Source data:
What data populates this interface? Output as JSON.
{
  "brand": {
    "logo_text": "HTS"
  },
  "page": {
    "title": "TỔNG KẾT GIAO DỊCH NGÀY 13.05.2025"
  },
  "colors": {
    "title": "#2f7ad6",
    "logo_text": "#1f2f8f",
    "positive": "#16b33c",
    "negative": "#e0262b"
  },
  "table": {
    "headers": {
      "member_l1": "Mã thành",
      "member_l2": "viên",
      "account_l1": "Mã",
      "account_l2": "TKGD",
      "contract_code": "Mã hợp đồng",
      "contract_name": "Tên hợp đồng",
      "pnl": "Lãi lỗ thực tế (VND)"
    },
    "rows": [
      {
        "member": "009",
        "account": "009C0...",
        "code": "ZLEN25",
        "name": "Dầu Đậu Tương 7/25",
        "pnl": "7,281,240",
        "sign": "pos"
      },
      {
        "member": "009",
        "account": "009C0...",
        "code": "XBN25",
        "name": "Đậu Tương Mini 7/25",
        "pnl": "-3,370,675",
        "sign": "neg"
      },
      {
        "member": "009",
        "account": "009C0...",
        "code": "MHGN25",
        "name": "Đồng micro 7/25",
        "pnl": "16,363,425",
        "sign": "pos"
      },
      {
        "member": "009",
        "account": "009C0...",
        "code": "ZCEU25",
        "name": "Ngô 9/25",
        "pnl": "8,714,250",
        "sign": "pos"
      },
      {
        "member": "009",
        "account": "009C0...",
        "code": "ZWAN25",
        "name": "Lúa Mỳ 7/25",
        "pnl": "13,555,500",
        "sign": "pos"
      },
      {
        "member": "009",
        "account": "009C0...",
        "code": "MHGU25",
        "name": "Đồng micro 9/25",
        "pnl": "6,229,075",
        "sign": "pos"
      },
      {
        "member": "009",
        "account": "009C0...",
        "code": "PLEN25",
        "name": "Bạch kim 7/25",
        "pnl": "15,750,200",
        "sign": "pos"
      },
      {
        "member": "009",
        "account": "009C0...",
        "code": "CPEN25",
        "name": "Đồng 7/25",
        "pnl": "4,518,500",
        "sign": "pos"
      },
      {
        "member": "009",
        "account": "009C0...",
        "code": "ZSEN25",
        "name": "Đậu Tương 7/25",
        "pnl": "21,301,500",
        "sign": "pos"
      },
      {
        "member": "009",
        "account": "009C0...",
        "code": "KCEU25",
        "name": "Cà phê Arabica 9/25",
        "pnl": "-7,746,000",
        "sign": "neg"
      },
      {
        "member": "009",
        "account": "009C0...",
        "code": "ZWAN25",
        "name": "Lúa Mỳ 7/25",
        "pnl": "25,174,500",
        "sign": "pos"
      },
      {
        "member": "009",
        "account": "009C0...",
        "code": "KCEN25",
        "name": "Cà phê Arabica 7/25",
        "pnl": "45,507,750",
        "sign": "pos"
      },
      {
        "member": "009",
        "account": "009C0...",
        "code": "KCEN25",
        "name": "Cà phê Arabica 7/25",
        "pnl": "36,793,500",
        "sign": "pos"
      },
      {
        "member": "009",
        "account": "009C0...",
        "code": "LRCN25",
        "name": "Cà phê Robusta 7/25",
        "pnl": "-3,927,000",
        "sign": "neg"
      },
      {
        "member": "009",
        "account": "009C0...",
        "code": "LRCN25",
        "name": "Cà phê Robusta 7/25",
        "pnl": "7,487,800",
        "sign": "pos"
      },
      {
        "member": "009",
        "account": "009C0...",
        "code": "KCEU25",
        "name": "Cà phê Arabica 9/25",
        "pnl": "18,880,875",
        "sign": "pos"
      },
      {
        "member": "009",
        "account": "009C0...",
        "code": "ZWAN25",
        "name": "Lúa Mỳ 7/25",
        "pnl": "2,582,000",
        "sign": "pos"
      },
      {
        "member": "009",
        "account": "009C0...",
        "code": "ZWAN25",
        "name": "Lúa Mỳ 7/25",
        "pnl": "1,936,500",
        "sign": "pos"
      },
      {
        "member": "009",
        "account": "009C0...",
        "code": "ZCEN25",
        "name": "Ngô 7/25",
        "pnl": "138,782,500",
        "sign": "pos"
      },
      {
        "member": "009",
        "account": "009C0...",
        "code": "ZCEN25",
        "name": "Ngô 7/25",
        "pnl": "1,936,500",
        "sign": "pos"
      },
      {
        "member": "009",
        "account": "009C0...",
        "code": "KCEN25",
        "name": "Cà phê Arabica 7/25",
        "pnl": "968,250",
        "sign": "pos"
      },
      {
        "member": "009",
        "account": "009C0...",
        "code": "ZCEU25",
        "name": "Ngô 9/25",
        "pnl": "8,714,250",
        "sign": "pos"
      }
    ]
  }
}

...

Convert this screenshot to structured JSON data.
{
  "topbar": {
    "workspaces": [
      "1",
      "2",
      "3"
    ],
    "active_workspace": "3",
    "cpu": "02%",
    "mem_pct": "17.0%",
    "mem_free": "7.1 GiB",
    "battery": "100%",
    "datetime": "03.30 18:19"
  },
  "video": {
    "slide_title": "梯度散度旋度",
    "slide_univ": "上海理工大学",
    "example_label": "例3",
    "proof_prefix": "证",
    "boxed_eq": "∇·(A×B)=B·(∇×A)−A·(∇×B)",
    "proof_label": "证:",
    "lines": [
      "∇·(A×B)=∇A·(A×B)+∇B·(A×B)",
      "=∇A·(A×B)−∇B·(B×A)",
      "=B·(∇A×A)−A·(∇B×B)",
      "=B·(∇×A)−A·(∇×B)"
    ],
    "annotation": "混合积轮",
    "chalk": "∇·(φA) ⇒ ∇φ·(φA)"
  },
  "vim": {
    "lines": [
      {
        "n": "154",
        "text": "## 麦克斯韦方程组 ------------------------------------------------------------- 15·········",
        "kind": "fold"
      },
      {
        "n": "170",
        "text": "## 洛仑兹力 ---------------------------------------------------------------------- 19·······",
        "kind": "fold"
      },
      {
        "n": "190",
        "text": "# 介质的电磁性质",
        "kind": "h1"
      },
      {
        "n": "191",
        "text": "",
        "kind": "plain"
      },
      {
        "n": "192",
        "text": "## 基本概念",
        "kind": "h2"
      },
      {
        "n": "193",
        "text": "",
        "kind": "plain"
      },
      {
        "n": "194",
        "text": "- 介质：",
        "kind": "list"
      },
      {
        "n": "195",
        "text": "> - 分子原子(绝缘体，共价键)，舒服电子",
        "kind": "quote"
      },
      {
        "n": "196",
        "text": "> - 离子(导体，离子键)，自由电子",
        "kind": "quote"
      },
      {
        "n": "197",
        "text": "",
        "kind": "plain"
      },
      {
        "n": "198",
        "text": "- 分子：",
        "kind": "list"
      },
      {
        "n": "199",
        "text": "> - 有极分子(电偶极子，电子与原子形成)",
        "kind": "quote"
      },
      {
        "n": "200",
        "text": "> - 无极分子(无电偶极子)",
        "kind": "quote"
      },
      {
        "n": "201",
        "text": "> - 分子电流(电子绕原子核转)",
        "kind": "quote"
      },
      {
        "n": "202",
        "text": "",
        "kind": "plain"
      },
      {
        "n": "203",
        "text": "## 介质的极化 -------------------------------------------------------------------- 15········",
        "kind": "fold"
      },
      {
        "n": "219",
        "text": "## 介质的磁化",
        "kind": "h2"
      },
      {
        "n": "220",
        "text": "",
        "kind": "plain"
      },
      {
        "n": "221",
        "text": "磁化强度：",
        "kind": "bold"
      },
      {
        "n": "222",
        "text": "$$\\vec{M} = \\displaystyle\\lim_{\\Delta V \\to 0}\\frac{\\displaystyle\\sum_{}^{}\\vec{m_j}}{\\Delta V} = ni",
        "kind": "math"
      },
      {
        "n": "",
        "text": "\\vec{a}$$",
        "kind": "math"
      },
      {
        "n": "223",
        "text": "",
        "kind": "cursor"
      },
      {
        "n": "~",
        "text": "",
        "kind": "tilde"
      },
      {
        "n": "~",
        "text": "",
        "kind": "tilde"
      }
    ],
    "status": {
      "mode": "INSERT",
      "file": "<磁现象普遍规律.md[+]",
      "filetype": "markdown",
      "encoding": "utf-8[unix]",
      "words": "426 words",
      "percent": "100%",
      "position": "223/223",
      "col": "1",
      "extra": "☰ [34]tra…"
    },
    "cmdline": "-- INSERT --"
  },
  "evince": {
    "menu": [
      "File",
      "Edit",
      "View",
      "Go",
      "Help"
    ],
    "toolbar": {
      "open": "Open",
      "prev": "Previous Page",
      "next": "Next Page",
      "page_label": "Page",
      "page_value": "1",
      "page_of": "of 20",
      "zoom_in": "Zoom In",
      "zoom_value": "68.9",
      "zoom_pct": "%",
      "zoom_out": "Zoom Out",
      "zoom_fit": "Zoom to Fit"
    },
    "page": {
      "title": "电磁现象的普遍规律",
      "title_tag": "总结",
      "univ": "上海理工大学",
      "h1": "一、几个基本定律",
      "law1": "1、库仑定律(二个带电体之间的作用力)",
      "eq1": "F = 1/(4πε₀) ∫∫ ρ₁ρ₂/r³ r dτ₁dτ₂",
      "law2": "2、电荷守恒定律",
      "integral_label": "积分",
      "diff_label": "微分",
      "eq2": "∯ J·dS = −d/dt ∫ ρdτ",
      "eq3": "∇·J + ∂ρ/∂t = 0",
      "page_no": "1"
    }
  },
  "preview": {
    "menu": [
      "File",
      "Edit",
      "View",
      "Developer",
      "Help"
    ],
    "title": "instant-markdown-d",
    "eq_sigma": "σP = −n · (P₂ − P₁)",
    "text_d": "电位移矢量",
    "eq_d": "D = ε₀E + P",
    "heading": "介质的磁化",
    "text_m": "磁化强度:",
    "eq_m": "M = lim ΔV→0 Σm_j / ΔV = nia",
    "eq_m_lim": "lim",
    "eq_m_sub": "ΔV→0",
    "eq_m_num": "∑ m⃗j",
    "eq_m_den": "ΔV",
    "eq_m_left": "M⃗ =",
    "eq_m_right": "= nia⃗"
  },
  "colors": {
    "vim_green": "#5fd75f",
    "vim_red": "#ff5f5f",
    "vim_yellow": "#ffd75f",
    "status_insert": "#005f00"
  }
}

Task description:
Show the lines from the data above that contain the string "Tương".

Response box:
        "name": "Dầu Đậu Tương 7/25",
        "name": "Đậu Tương Mini 7/25",
        "name": "Đậu Tương 7/25",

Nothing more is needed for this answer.